But, that goes even further. TWF and Strength usually don't mix; TWF + Sneak Attack do mix, though. Or TWF + lots of extra damage (which is one of the ways you can play the Monk). But change the tactics completely, and you'll see a big difference; for example, how does a character that depends on two stats run against, say, a PA-using character, which only needs Strength to maximize it's capabilities? There are several ways to pretty much ignore AC, and one hit deals quite a bit of damage.

But damage isn't the thing; you've stated that the intention is "get a lot of hits while remaining mobile, and rely on two stats and increased fist damage to compensate". In that sense, it's not built badly; since you're applying a bit more static damage than dynamic damage on each hit, you basically compensate for whatever loss in attack bonus while undergoing TWF (same as how the huge damage gain by wielding a 2-handed weapon while using PA offsets the loss of attack bonus when using the feat). The thing is grappling, where every point counts. Tripping is special: you need a way to provoke attacks of opportunity so you might need a good Dex for that, which means either going Robilar's Gambit/Karmic Strike or using a reach weapon (such as the spiked chain), so it's quite expected that the Monk will be at least competitive until someone uses a guisarme or racks up the Tumble checks. Disarming is pretty much pointless, but the bonuses granted by weapons also count. Grapple, though, is the monster. You don't need to beat any other class on grappling; you need to beat the monsters on grappling, and that means compensating for being Large or larger, extra limbs and tactics such as improved grab.

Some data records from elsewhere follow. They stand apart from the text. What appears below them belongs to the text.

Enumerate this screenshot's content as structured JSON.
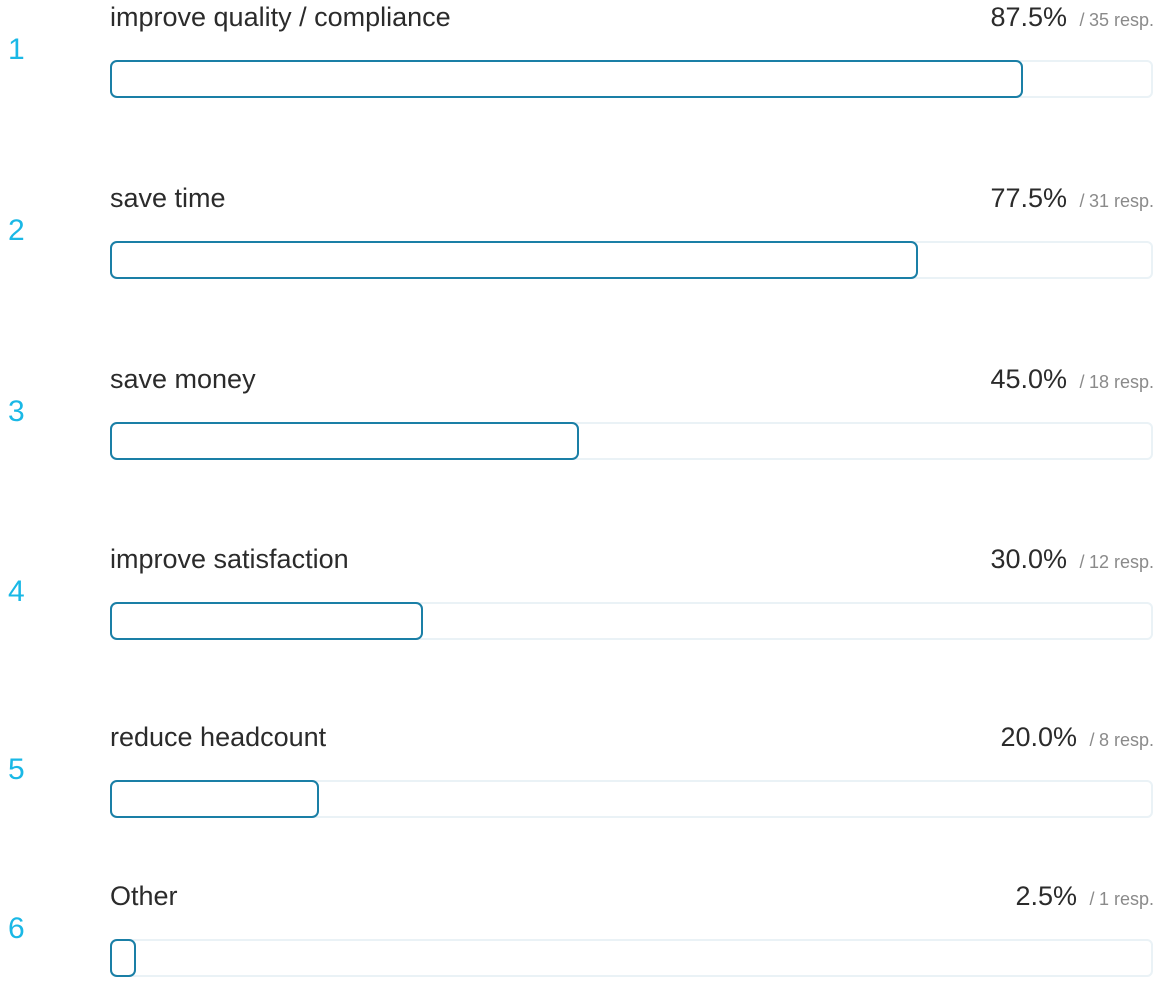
{
  "chart_data": {
    "type": "bar",
    "orientation": "horizontal",
    "xlim": [
      0,
      100
    ],
    "rows": [
      {
        "rank": "1",
        "label": "improve quality / compliance",
        "percent_text": "87.5%",
        "responses_text": "35 resp.",
        "value": 87.5,
        "responses": 35
      },
      {
        "rank": "2",
        "label": "save time",
        "percent_text": "77.5%",
        "responses_text": "31 resp.",
        "value": 77.5,
        "responses": 31
      },
      {
        "rank": "3",
        "label": "save money",
        "percent_text": "45.0%",
        "responses_text": "18 resp.",
        "value": 45.0,
        "responses": 18
      },
      {
        "rank": "4",
        "label": "improve satisfaction",
        "percent_text": "30.0%",
        "responses_text": "12 resp.",
        "value": 30.0,
        "responses": 12
      },
      {
        "rank": "5",
        "label": "reduce headcount",
        "percent_text": "20.0%",
        "responses_text": "8 resp.",
        "value": 20.0,
        "responses": 8
      },
      {
        "rank": "6",
        "label": "Other",
        "percent_text": "2.5%",
        "responses_text": "1 resp.",
        "value": 2.5,
        "responses": 1
      }
    ],
    "separator": "/",
    "colors": {
      "rank": "#1ab8e6",
      "bar_border": "#1a7fa6",
      "track_border": "#eaf2f6",
      "label": "#2b2b2b",
      "muted": "#8a8a8a"
    }
  }
}
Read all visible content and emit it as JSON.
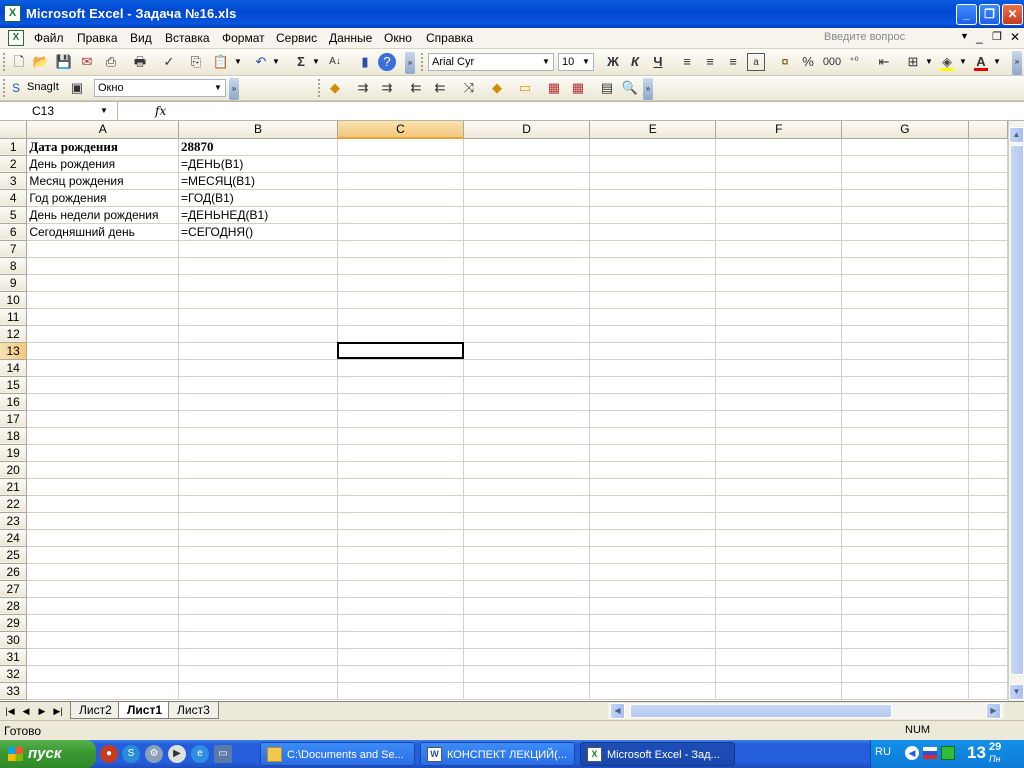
{
  "window": {
    "title": "Microsoft Excel - Задача №16.xls"
  },
  "menu": {
    "items": [
      "Файл",
      "Правка",
      "Вид",
      "Вставка",
      "Формат",
      "Сервис",
      "Данные",
      "Окно",
      "Справка"
    ],
    "ask_placeholder": "Введите вопрос"
  },
  "toolbar": {
    "font_name": "Arial Cyr",
    "font_size": "10",
    "bold_label": "Ж",
    "italic_label": "К",
    "underline_label": "Ч",
    "percent_label": "%",
    "thousands_label": "000"
  },
  "toolbar2": {
    "snagit_label": "SnagIt",
    "window_combo": "Окно"
  },
  "formula_bar": {
    "name_box": "C13",
    "fx_label": "fx",
    "content": ""
  },
  "sheet": {
    "columns": [
      "A",
      "B",
      "C",
      "D",
      "E",
      "F",
      "G"
    ],
    "selected_column": "C",
    "selected_row": 13,
    "rows": [
      {
        "n": "1",
        "a": "Дата рождения",
        "b": "28870"
      },
      {
        "n": "2",
        "a": "День рождения",
        "b": "=ДЕНЬ(B1)"
      },
      {
        "n": "3",
        "a": "Месяц рождения",
        "b": "=МЕСЯЦ(B1)"
      },
      {
        "n": "4",
        "a": "Год рождения",
        "b": "=ГОД(B1)"
      },
      {
        "n": "5",
        "a": "День недели рождения",
        "b": "=ДЕНЬНЕД(B1)"
      },
      {
        "n": "6",
        "a": "Сегодняшний день",
        "b": "=СЕГОДНЯ()"
      },
      {
        "n": "7",
        "a": "",
        "b": ""
      },
      {
        "n": "8",
        "a": "",
        "b": ""
      },
      {
        "n": "9",
        "a": "",
        "b": ""
      },
      {
        "n": "10",
        "a": "",
        "b": ""
      },
      {
        "n": "11",
        "a": "",
        "b": ""
      },
      {
        "n": "12",
        "a": "",
        "b": ""
      },
      {
        "n": "13",
        "a": "",
        "b": ""
      },
      {
        "n": "14",
        "a": "",
        "b": ""
      },
      {
        "n": "15",
        "a": "",
        "b": ""
      },
      {
        "n": "16",
        "a": "",
        "b": ""
      },
      {
        "n": "17",
        "a": "",
        "b": ""
      },
      {
        "n": "18",
        "a": "",
        "b": ""
      },
      {
        "n": "19",
        "a": "",
        "b": ""
      },
      {
        "n": "20",
        "a": "",
        "b": ""
      },
      {
        "n": "21",
        "a": "",
        "b": ""
      },
      {
        "n": "22",
        "a": "",
        "b": ""
      },
      {
        "n": "23",
        "a": "",
        "b": ""
      },
      {
        "n": "24",
        "a": "",
        "b": ""
      },
      {
        "n": "25",
        "a": "",
        "b": ""
      },
      {
        "n": "26",
        "a": "",
        "b": ""
      },
      {
        "n": "27",
        "a": "",
        "b": ""
      },
      {
        "n": "28",
        "a": "",
        "b": ""
      },
      {
        "n": "29",
        "a": "",
        "b": ""
      },
      {
        "n": "30",
        "a": "",
        "b": ""
      },
      {
        "n": "31",
        "a": "",
        "b": ""
      },
      {
        "n": "32",
        "a": "",
        "b": ""
      },
      {
        "n": "33",
        "a": "",
        "b": ""
      }
    ]
  },
  "tabs": {
    "items": [
      "Лист2",
      "Лист1",
      "Лист3"
    ],
    "active": "Лист1"
  },
  "status": {
    "left": "Готово",
    "num": "NUM"
  },
  "taskbar": {
    "start_label": "пуск",
    "tasks": [
      "C:\\Documents and Se...",
      "КОНСПЕКТ ЛЕКЦИЙ(...",
      "Microsoft Excel - Зад..."
    ],
    "active_task": 2,
    "lang": "RU",
    "clock_h": "13",
    "clock_m": "29",
    "clock_day": "Пн"
  }
}
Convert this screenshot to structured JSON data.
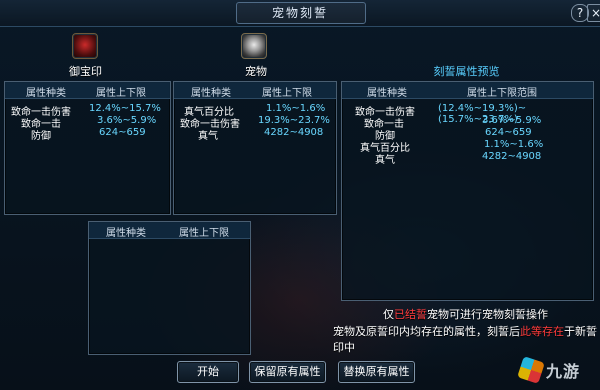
{
  "window": {
    "title": "宠物刻誓",
    "help_glyph": "?",
    "close_glyph": "×"
  },
  "icons": {
    "left_item": "seal-icon",
    "right_item": "pet-icon"
  },
  "labels": {
    "left_item": "御宝印",
    "right_item": "宠物",
    "preview_title": "刻誓属性预览"
  },
  "panels": {
    "seal": {
      "headers": [
        "属性种类",
        "属性上下限"
      ],
      "rows": [
        {
          "type": "致命一击伤害",
          "range": "12.4%~15.7%"
        },
        {
          "type": "致命一击",
          "range": "3.6%~5.9%"
        },
        {
          "type": "防御",
          "range": "624~659"
        }
      ]
    },
    "pet": {
      "headers": [
        "属性种类",
        "属性上下限"
      ],
      "rows": [
        {
          "type": "真气百分比",
          "range": "1.1%~1.6%"
        },
        {
          "type": "致命一击伤害",
          "range": "19.3%~23.7%"
        },
        {
          "type": "真气",
          "range": "4282~4908"
        }
      ]
    },
    "preview": {
      "headers": [
        "属性种类",
        "属性上下限范围"
      ],
      "rows": [
        {
          "type": "致命一击伤害",
          "range": "(12.4%~19.3%)~(15.7%~23.7%)"
        },
        {
          "type": "致命一击",
          "range": "3.6%~5.9%"
        },
        {
          "type": "防御",
          "range": "624~659"
        },
        {
          "type": "真气百分比",
          "range": "1.1%~1.6%"
        },
        {
          "type": "真气",
          "range": "4282~4908"
        }
      ]
    },
    "result": {
      "headers": [
        "属性种类",
        "属性上下限"
      ],
      "rows": []
    }
  },
  "messages": {
    "line1_prefix": "仅",
    "line1_highlight": "已结誓",
    "line1_suffix": "宠物可进行宠物刻誓操作",
    "line2_prefix": "宠物及原誓印内均存在的属性，刻誓后",
    "line2_highlight": "此等存在",
    "line2_suffix": "于新誓印中"
  },
  "buttons": {
    "start": "开始",
    "keep": "保留原有属性",
    "replace": "替换原有属性"
  },
  "watermark": {
    "text": "九游"
  },
  "colors": {
    "value": "#69d7ff",
    "red": "#ff3b3b",
    "border": "#4a5f73"
  }
}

In that sense, every point counts, and those 5 points of non-existent BAB might be the difference between evading (or grappling) a monster and failing (on both accounts) to do so. Feats and abilities may make the Monk work it out, but the dependance on two ability scores might not be that good. And even then, the idea is not to make the Monk "just good"; the idea is to make it better. Consider that they get Improved Grapple, Improved Disarm and Improved Trip for free; unless that's something on my behalf, I think the devs had the idea that the monk would be as good, if not better, than the other martial characters at grappling, disarming or tripping (which, of course, doesn't happen; for what it's worth, they also suck on the other combat maneuvers, but YMMV on that one). Empty Strike, on that regard, introduces an artificial balance to the system which allows stacking two stats to compensate for the loss of BAB in order to use these abilities, which is my peeve; you have two chances to get hit on those scores and get your artificial benefit reduced to below effectiveness, causing you to turn slightly more dependent on boosts to ability scores in order to make that worthwhile.

Example: remember how by having 32,000 GP you can add a +4 to both Dex and Wisdom? Certainly that means you add at least two points on Dexterity and Wisdom when leveling up; a Strength-dependent character needs only to add his bonuses to Strength, so it basically balances up until you bypass Epic, but then again going epic to be better than the martial characters on those kinds of builds is kinda preposterous. In that regard, while still a bit artificial, the solution presented by the Pathfinder books makes slightly more sense; you're equalizing all factors, so that when everything is set and done, the Monk will have a better default score on those abilities than, say, the Fighter or the Warblade. That makes the Monk more attractive than a Fighter or Warblade in terms of making grapple builds (and with the increase in unarmed strike damage, perhaps doubly so), since the latter have increased feats and boosts that increase damage to compensate for the raw increase in dynamic damage from the increase to unarmed strikes.